Assignment — Would you please retype the records that follow, word for word?

___ Data to process

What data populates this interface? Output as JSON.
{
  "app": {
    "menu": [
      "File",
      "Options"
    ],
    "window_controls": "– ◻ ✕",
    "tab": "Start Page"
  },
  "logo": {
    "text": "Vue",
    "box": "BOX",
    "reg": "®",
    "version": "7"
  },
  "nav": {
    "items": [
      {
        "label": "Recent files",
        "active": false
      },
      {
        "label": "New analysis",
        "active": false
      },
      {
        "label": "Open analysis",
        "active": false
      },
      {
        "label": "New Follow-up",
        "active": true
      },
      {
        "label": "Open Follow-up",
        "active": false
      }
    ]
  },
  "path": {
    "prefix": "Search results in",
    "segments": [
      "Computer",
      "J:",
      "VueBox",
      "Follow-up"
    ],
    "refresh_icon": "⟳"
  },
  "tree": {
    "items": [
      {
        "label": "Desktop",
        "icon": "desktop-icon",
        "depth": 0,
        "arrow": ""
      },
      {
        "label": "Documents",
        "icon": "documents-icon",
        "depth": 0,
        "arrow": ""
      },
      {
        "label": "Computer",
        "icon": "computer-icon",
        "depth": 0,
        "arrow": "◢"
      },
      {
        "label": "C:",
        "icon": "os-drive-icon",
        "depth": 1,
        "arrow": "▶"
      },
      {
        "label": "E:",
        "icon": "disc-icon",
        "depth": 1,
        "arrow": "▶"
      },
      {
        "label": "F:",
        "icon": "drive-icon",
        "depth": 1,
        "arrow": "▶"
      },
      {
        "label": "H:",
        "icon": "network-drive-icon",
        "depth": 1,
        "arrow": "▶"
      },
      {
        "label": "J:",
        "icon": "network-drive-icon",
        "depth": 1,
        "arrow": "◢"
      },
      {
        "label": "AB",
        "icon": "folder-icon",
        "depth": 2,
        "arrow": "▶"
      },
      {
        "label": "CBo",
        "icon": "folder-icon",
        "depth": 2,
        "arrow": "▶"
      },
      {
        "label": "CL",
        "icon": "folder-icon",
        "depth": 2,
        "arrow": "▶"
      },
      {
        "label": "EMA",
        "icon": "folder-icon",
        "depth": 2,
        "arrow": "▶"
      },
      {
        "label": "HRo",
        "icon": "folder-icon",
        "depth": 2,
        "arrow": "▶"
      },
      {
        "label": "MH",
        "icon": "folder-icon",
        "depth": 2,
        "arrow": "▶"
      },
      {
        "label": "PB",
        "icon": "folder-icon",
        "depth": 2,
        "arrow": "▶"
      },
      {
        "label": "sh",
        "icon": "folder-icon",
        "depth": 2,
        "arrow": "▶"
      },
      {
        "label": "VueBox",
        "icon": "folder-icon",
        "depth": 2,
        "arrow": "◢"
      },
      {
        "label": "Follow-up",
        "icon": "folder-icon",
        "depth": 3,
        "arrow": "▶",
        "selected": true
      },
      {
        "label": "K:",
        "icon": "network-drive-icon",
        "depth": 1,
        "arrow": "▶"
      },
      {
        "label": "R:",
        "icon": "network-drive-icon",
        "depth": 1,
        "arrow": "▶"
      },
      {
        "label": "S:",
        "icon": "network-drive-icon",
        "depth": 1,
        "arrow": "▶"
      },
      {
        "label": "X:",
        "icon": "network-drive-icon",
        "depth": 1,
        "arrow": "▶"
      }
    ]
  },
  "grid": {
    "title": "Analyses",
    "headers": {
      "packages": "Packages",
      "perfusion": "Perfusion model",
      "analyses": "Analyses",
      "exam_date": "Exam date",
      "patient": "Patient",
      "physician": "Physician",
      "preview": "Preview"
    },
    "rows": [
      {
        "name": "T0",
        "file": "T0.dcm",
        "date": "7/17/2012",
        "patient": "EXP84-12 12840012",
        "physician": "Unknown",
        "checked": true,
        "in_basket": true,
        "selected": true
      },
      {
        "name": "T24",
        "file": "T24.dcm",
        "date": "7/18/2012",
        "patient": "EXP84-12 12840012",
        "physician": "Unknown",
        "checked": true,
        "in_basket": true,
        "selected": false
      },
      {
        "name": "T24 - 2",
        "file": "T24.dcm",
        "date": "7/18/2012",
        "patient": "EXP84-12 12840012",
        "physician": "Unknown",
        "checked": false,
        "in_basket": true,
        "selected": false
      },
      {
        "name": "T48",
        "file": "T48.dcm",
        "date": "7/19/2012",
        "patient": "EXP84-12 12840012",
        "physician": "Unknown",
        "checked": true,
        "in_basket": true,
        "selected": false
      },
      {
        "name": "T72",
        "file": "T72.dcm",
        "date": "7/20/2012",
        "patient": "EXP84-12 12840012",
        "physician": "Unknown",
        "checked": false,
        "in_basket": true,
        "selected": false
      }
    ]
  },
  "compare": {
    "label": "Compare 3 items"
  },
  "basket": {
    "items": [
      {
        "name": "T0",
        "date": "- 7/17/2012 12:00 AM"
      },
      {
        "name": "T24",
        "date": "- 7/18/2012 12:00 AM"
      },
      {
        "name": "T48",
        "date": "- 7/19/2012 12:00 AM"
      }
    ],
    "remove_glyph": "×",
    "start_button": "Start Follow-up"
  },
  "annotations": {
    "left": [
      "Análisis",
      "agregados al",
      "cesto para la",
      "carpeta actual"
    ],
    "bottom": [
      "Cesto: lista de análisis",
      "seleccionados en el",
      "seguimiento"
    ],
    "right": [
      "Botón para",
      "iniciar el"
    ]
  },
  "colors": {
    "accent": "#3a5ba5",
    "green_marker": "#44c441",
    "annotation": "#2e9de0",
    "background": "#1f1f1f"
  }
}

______

Reply —
What data populates this interface? Output as JSON.
{
  "app": {
    "menu": [
      "File",
      "Options"
    ],
    "window_controls": "– ◻ ✕",
    "tab": "Start Page"
  },
  "logo": {
    "text": "Vue",
    "box": "BOX",
    "reg": "®",
    "version": "7"
  },
  "nav": {
    "items": [
      {
        "label": "Recent files",
        "active": false
      },
      {
        "label": "New analysis",
        "active": false
      },
      {
        "label": "Open analysis",
        "active": false
      },
      {
        "label": "New Follow-up",
        "active": true
      },
      {
        "label": "Open Follow-up",
        "active": false
      }
    ]
  },
  "path": {
    "prefix": "Search results in",
    "segments": [
      "Computer",
      "J:",
      "VueBox",
      "Follow-up"
    ],
    "refresh_icon": "⟳"
  },
  "tree": {
    "items": [
      {
        "label": "Desktop",
        "icon": "desktop-icon",
        "depth": 0,
        "arrow": ""
      },
      {
        "label": "Documents",
        "icon": "documents-icon",
        "depth": 0,
        "arrow": ""
      },
      {
        "label": "Computer",
        "icon": "computer-icon",
        "depth": 0,
        "arrow": "◢"
      },
      {
        "label": "C:",
        "icon": "os-drive-icon",
        "depth": 1,
        "arrow": "▶"
      },
      {
        "label": "E:",
        "icon": "disc-icon",
        "depth": 1,
        "arrow": "▶"
      },
      {
        "label": "F:",
        "icon": "drive-icon",
        "depth": 1,
        "arrow": "▶"
      },
      {
        "label": "H:",
        "icon": "network-drive-icon",
        "depth": 1,
        "arrow": "▶"
      },
      {
        "label": "J:",
        "icon": "network-drive-icon",
        "depth": 1,
        "arrow": "◢"
      },
      {
        "label": "AB",
        "icon": "folder-icon",
        "depth": 2,
        "arrow": "▶"
      },
      {
        "label": "CBo",
        "icon": "folder-icon",
        "depth": 2,
        "arrow": "▶"
      },
      {
        "label": "CL",
        "icon": "folder-icon",
        "depth": 2,
        "arrow": "▶"
      },
      {
        "label": "EMA",
        "icon": "folder-icon",
        "depth": 2,
        "arrow": "▶"
      },
      {
        "label": "HRo",
        "icon": "folder-icon",
        "depth": 2,
        "arrow": "▶"
      },
      {
        "label": "MH",
        "icon": "folder-icon",
        "depth": 2,
        "arrow": "▶"
      },
      {
        "label": "PB",
        "icon": "folder-icon",
        "depth": 2,
        "arrow": "▶"
      },
      {
        "label": "sh",
        "icon": "folder-icon",
        "depth": 2,
        "arrow": "▶"
      },
      {
        "label": "VueBox",
        "icon": "folder-icon",
        "depth": 2,
        "arrow": "◢"
      },
      {
        "label": "Follow-up",
        "icon": "folder-icon",
        "depth": 3,
        "arrow": "▶",
        "selected": true
      },
      {
        "label": "K:",
        "icon": "network-drive-icon",
        "depth": 1,
        "arrow": "▶"
      },
      {
        "label": "R:",
        "icon": "network-drive-icon",
        "depth": 1,
        "arrow": "▶"
      },
      {
        "label": "S:",
        "icon": "network-drive-icon",
        "depth": 1,
        "arrow": "▶"
      },
      {
        "label": "X:",
        "icon": "network-drive-icon",
        "depth": 1,
        "arrow": "▶"
      }
    ]
  },
  "grid": {
    "title": "Analyses",
    "headers": {
      "packages": "Packages",
      "perfusion": "Perfusion model",
      "analyses": "Analyses",
      "exam_date": "Exam date",
      "patient": "Patient",
      "physician": "Physician",
      "preview": "Preview"
    },
    "rows": [
      {
        "name": "T0",
        "file": "T0.dcm",
        "date": "7/17/2012",
        "patient": "EXP84-12 12840012",
        "physician": "Unknown",
        "checked": true,
        "in_basket": true,
        "selected": true
      },
      {
        "name": "T24",
        "file": "T24.dcm",
        "date": "7/18/2012",
        "patient": "EXP84-12 12840012",
        "physician": "Unknown",
        "checked": true,
        "in_basket": true,
        "selected": false
      },
      {
        "name": "T24 - 2",
        "file": "T24.dcm",
        "date": "7/18/2012",
        "patient": "EXP84-12 12840012",
        "physician": "Unknown",
        "checked": false,
        "in_basket": true,
        "selected": false
      },
      {
        "name": "T48",
        "file": "T48.dcm",
        "date": "7/19/2012",
        "patient": "EXP84-12 12840012",
        "physician": "Unknown",
        "checked": true,
        "in_basket": true,
        "selected": false
      },
      {
        "name": "T72",
        "file": "T72.dcm",
        "date": "7/20/2012",
        "patient": "EXP84-12 12840012",
        "physician": "Unknown",
        "checked": false,
        "in_basket": true,
        "selected": false
      }
    ]
  },
  "compare": {
    "label": "Compare 3 items"
  },
  "basket": {
    "items": [
      {
        "name": "T0",
        "date": "- 7/17/2012 12:00 AM"
      },
      {
        "name": "T24",
        "date": "- 7/18/2012 12:00 AM"
      },
      {
        "name": "T48",
        "date": "- 7/19/2012 12:00 AM"
      }
    ],
    "remove_glyph": "×",
    "start_button": "Start Follow-up"
  },
  "annotations": {
    "left": [
      "Análisis",
      "agregados al",
      "cesto para la",
      "carpeta actual"
    ],
    "bottom": [
      "Cesto: lista de análisis",
      "seleccionados en el",
      "seguimiento"
    ],
    "right": [
      "Botón para",
      "iniciar el"
    ]
  },
  "colors": {
    "accent": "#3a5ba5",
    "green_marker": "#44c441",
    "annotation": "#2e9de0",
    "background": "#1f1f1f"
  }
}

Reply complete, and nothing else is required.